Scan the records for "more". Show the matching lines.

☆ ☆ ☆ ☆ ☆ ☆ ☆

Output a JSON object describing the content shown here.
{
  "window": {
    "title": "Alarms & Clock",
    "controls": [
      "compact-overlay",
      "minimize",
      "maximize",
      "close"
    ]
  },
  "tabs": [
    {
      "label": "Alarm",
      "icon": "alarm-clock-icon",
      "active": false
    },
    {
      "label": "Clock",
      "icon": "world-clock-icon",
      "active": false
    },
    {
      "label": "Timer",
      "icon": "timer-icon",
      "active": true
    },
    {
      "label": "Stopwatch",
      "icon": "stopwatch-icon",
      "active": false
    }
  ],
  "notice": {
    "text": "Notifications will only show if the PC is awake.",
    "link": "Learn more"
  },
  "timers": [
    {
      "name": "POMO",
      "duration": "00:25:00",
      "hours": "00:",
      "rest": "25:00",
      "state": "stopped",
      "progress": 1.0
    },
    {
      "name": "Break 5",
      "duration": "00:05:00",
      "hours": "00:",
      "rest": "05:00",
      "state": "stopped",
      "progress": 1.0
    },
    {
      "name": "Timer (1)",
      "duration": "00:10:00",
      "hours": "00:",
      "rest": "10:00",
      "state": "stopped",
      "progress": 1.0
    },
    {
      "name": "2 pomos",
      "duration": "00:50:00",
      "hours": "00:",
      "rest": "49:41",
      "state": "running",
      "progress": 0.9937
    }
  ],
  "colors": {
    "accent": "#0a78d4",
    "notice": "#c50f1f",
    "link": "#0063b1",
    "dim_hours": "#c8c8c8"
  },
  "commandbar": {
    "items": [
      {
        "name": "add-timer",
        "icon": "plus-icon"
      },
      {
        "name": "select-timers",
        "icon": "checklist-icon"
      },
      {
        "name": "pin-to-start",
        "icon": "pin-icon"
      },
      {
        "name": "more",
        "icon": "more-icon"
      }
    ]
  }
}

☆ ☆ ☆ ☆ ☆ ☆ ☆

#### Written response:
    "link": "Learn more"
        "name": "more",
        "icon": "more-icon"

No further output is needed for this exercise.